Madras is the name given to a particular style of cotton fabric used in many places across the world and extensively by designers such as Ralph Lauren. Madras cotton is used to great effect in many of the Caribbean islands as the basis for their national costumes.

The fabric originated in the Southeast region of India called Madras by the British but later renamed as Chennai by the Indian government. It has a long history of being hand woven and made using bright colours. This is thought to have been reflective of the hot climate and foliage of the place where the fabric was made.

The fabric reached its height of popularity in the 18th century and was thought to have originally been made from the bark of an ancient tree called the Karvalem Patta. In the 12th century African to the Middle Eastern importers thought Madras fabric to be of high value and would import it to their respective continents to be used for headdresses.

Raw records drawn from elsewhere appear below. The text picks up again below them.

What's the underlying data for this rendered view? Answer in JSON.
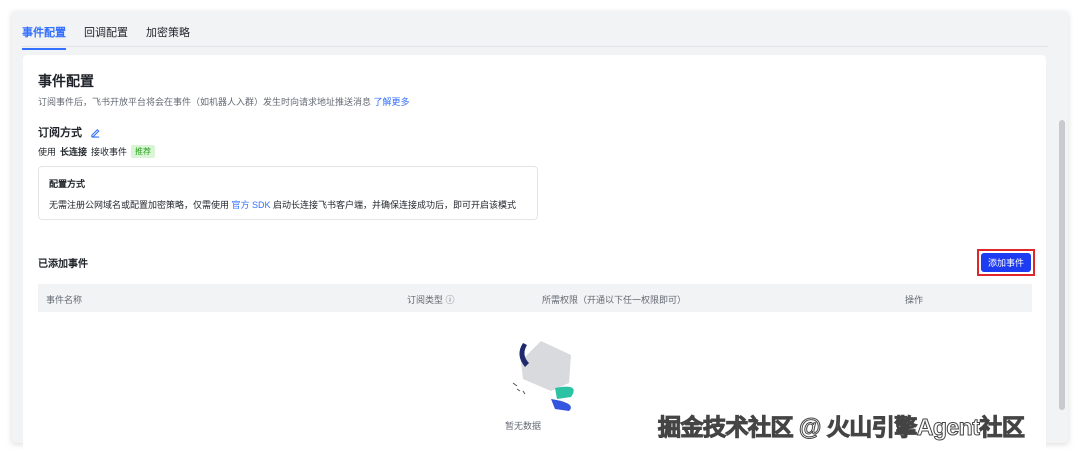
{
  "tabs": [
    "事件配置",
    "回调配置",
    "加密策略"
  ],
  "section": {
    "title": "事件配置",
    "description": "订阅事件后，飞书开放平台将会在事件（如机器人入群）发生时向请求地址推送消息 ",
    "learn_more": "了解更多"
  },
  "subscription": {
    "label": "订阅方式",
    "use_prefix": "使用",
    "mode": "长连接",
    "use_suffix": "接收事件",
    "tag": "推荐"
  },
  "config_box": {
    "title": "配置方式",
    "text_before": "无需注册公网域名或配置加密策略，仅需使用 ",
    "link": "官方 SDK",
    "text_after": " 启动长连接飞书客户端，并确保连接成功后，即可开启该模式"
  },
  "events": {
    "title": "已添加事件",
    "add_button": "添加事件",
    "columns": [
      "事件名称",
      "订阅类型 ⓘ",
      "所需权限（开通以下任一权限即可）",
      "操作"
    ],
    "empty_text": "暂无数据"
  },
  "watermark": "掘金技术社区 @ 火山引擎Agent社区"
}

In the 17th and 18th century during the British colonisation of India the popularity and the demand for lightweight cotton goods increased and Madras cotton was shipped to all corners of the British colonies. During the 1960’s the popularity of Madras soared again due to the vegetable dyes that were used in its production “bleeding” when the fabric was washed. What could have originally been seen as a fault in production gave the material a different non conventional look and became very fashionable at the time.

The Madras fabric that found its way to the Caribbean was influenced by the tartan worn by the Scottish regiments posted in the Southeast region of India during the 1800’s. Interestingly as with the Scottish clans adopting particular tartans to represent themselves, the Caribbean countries that use Madras in their national dress all use a different style and colour of Madras to represent their island. The island of St Lucia has even named their national costume after the fabric. Therefore it could be considered that Madras fabric has now become a sort of Caribbean tartan!

Madras cotton is still produced in Southeast India and the population of this region are very proud of its global popularity and history. According to the U.S Federal Trade Commission Madras cloth labelled and sold as such in the U.S must come from the city of Chennai. Although the fabric no longer bleeds due to fastening agents being used in the dying process it still remains a popular fabric with designers and is the mainstay of the “preppy” style.

From Ralph Lauren to J crew many American designers and design houses use Madras fabric in their designs. In the wider Diaspora artisans and designers such as Onekana ‘Be Seen’ and Blackbird Designs have used madras in for everything from shoes to trench coats.